Work item >>
Check each line of the data for "true" and select those that have it.

Data provided >>
>>>

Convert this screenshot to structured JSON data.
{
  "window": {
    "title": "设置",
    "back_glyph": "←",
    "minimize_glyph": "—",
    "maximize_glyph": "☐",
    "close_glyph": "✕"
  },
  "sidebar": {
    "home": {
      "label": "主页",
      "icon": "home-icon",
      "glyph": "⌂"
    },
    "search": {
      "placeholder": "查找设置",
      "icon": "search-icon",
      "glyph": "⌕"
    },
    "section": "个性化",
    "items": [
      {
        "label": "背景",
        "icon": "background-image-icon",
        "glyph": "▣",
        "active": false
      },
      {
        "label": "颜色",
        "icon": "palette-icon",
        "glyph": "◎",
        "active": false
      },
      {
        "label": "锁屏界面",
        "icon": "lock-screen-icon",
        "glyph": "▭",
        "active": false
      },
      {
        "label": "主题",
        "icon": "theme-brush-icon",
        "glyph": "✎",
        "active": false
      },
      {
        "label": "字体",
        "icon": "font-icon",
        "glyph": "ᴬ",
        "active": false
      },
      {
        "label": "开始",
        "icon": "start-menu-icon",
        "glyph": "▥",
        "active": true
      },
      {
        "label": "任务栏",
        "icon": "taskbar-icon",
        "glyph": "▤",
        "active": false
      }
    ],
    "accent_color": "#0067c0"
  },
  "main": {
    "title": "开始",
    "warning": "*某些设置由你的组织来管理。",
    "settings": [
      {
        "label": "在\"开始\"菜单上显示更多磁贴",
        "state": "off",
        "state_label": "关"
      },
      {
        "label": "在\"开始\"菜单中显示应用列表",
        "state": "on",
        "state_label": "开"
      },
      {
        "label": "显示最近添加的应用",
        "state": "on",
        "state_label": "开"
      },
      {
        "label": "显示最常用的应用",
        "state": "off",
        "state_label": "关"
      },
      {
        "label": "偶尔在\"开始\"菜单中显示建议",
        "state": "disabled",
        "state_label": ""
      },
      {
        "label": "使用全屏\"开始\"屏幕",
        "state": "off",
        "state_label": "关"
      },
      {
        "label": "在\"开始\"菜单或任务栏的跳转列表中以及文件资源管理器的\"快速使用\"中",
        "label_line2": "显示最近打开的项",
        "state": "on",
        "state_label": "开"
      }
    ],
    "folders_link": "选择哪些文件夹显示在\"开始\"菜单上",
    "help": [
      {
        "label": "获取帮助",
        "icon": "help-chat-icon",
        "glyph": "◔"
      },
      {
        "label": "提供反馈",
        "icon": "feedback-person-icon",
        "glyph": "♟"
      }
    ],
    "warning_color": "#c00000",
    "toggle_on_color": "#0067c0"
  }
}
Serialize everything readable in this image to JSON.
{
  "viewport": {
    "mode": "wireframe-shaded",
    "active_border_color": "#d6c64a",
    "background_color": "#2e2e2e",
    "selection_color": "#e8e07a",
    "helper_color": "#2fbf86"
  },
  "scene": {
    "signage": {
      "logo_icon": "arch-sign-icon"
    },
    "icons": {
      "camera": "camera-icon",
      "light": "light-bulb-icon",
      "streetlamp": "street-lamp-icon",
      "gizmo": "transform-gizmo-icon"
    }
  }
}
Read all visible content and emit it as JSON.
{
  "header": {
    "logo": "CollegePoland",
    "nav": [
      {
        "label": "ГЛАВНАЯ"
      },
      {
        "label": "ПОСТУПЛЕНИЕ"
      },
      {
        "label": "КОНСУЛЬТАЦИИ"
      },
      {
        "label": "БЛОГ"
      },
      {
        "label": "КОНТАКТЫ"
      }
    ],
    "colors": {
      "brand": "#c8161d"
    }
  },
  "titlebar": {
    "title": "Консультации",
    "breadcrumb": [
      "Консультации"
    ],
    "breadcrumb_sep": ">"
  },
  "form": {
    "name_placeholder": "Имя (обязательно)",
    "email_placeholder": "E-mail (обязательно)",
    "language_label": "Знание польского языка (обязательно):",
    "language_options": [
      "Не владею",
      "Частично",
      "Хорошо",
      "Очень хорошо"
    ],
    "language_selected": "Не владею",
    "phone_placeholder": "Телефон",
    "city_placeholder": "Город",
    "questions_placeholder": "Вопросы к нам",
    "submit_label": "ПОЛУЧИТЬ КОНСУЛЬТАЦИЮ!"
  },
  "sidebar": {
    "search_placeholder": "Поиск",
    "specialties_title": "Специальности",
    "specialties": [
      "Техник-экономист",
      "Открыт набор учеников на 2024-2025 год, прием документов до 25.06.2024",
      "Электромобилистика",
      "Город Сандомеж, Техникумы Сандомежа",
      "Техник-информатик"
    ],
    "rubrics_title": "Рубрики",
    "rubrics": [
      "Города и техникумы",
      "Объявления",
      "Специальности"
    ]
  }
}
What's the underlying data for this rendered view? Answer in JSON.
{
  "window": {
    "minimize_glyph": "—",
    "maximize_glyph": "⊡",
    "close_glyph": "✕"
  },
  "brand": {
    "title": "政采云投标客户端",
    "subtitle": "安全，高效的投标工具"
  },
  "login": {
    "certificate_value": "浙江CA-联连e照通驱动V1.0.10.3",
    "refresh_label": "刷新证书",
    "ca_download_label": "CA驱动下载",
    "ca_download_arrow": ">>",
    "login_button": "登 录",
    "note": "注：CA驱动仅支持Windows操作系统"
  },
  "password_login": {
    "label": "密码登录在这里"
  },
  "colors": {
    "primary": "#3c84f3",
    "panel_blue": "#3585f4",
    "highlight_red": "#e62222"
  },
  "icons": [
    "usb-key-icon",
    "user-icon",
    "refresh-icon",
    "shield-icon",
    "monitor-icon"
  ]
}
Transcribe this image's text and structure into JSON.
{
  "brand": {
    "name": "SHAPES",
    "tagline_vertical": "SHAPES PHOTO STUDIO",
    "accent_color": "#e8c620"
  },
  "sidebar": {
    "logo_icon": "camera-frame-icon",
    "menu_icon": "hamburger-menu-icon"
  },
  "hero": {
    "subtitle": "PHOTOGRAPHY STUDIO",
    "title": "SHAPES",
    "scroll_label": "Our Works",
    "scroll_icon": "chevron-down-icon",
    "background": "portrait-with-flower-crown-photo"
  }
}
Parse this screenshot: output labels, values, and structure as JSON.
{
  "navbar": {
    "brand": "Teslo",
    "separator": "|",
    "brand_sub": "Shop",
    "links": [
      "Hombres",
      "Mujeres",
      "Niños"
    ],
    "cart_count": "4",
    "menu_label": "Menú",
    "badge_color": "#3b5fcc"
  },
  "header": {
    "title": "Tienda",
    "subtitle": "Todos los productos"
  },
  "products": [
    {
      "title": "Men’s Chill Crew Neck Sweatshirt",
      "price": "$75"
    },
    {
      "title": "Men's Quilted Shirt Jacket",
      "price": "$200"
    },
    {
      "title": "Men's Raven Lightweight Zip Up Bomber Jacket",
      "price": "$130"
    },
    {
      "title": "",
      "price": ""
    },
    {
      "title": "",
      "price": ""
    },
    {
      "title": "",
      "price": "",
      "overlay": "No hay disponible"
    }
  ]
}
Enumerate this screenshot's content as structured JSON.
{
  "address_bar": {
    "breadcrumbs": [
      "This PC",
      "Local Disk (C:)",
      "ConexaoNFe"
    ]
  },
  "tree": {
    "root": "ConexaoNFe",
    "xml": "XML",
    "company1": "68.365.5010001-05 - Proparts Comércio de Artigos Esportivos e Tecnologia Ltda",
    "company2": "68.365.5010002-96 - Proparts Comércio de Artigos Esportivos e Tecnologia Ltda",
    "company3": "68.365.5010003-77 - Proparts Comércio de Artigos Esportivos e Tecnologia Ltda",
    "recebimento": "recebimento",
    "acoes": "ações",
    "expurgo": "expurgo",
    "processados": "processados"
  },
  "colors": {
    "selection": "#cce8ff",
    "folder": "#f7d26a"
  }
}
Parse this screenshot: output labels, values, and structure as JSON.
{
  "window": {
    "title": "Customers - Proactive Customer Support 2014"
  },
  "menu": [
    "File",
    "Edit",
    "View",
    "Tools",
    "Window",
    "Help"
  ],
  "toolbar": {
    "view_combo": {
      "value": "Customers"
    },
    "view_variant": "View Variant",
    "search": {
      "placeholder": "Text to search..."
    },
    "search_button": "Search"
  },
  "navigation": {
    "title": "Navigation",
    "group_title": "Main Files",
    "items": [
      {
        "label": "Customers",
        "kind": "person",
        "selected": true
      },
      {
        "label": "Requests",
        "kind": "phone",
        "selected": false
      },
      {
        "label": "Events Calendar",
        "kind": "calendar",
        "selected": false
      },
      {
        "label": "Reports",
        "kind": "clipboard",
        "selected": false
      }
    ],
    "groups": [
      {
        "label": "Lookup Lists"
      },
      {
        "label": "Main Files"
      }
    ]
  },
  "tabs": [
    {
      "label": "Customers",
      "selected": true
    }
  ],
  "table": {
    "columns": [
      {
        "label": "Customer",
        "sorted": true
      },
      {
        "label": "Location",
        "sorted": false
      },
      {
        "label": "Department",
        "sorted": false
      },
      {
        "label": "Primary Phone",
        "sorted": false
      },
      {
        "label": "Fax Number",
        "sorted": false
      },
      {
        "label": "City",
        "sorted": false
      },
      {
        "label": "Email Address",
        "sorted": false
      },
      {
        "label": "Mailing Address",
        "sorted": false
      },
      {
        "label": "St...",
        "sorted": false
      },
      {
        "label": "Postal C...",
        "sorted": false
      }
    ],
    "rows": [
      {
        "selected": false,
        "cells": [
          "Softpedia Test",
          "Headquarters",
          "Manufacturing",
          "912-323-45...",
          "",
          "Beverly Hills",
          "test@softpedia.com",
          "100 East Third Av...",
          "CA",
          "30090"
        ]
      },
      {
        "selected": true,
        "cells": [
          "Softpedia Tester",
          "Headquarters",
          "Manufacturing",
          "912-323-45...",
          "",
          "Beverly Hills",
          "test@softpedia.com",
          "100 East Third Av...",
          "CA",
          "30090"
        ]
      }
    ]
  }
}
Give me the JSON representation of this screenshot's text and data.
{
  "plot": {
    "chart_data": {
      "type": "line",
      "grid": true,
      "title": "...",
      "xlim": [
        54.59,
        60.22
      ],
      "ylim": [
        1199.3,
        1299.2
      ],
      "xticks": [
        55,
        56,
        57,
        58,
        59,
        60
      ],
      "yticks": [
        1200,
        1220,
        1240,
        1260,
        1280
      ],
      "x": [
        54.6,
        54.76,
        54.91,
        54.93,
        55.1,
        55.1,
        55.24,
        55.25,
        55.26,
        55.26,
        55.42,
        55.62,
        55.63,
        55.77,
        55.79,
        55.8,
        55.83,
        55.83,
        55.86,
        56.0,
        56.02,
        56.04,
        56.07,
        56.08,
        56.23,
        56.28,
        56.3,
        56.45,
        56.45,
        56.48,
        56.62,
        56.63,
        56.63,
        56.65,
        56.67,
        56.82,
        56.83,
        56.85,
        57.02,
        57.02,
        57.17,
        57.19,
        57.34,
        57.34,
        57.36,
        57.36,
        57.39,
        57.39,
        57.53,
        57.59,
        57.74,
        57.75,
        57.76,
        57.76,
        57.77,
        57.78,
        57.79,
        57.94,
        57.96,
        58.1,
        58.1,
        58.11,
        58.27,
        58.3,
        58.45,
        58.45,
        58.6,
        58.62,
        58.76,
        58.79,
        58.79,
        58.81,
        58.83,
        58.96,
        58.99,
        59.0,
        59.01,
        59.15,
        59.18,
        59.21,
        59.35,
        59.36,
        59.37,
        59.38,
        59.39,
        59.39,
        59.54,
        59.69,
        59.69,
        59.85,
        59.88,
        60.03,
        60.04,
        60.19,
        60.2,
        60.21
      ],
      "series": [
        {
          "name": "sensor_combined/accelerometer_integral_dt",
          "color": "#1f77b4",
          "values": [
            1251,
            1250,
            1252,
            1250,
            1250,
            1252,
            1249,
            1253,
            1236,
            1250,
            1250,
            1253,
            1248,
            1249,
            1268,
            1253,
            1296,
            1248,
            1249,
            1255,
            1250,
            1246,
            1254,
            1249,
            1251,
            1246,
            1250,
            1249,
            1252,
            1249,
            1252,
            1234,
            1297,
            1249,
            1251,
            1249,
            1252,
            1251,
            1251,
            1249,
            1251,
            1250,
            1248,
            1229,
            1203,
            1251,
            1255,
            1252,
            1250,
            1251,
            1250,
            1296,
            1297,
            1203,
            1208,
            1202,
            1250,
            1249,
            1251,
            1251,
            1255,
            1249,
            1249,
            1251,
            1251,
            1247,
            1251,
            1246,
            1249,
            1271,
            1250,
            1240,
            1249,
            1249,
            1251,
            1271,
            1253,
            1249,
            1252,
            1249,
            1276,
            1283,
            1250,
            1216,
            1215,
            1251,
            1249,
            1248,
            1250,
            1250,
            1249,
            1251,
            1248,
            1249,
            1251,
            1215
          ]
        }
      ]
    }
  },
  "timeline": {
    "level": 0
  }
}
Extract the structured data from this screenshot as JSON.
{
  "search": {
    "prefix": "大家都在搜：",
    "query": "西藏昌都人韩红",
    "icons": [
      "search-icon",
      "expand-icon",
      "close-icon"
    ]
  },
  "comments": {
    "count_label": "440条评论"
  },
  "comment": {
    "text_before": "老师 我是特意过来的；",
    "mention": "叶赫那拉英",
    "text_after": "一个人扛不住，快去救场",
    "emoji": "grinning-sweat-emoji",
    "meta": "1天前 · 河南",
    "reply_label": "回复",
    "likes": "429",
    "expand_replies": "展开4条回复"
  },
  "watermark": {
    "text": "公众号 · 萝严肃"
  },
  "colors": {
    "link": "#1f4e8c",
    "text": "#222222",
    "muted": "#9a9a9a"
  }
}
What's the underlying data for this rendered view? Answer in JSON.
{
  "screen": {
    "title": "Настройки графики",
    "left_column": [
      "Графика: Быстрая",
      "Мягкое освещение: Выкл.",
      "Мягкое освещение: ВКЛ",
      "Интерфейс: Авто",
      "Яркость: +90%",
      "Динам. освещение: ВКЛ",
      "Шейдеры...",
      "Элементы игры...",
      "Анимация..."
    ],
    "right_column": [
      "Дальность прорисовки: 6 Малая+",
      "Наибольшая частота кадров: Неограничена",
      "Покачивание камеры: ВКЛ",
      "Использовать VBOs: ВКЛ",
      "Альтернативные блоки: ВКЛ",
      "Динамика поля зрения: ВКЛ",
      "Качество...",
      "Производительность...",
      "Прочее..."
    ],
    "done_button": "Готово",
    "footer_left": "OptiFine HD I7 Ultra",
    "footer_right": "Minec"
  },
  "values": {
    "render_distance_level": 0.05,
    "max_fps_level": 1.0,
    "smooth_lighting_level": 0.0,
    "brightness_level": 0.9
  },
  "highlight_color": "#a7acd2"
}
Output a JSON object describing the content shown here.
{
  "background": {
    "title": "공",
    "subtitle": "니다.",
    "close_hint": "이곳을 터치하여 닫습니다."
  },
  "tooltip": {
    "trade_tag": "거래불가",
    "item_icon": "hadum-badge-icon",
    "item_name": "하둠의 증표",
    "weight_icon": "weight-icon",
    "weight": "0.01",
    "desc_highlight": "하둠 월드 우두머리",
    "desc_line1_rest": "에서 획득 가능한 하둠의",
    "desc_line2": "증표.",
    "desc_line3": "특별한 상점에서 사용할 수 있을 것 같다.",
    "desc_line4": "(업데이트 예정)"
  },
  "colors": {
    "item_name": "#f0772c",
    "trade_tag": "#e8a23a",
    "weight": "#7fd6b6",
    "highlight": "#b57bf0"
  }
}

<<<

Solution for this task >>
        "active": true
        "selected": true
      "selected": true
        "sorted": true
        "selected": true,
      "grid": true,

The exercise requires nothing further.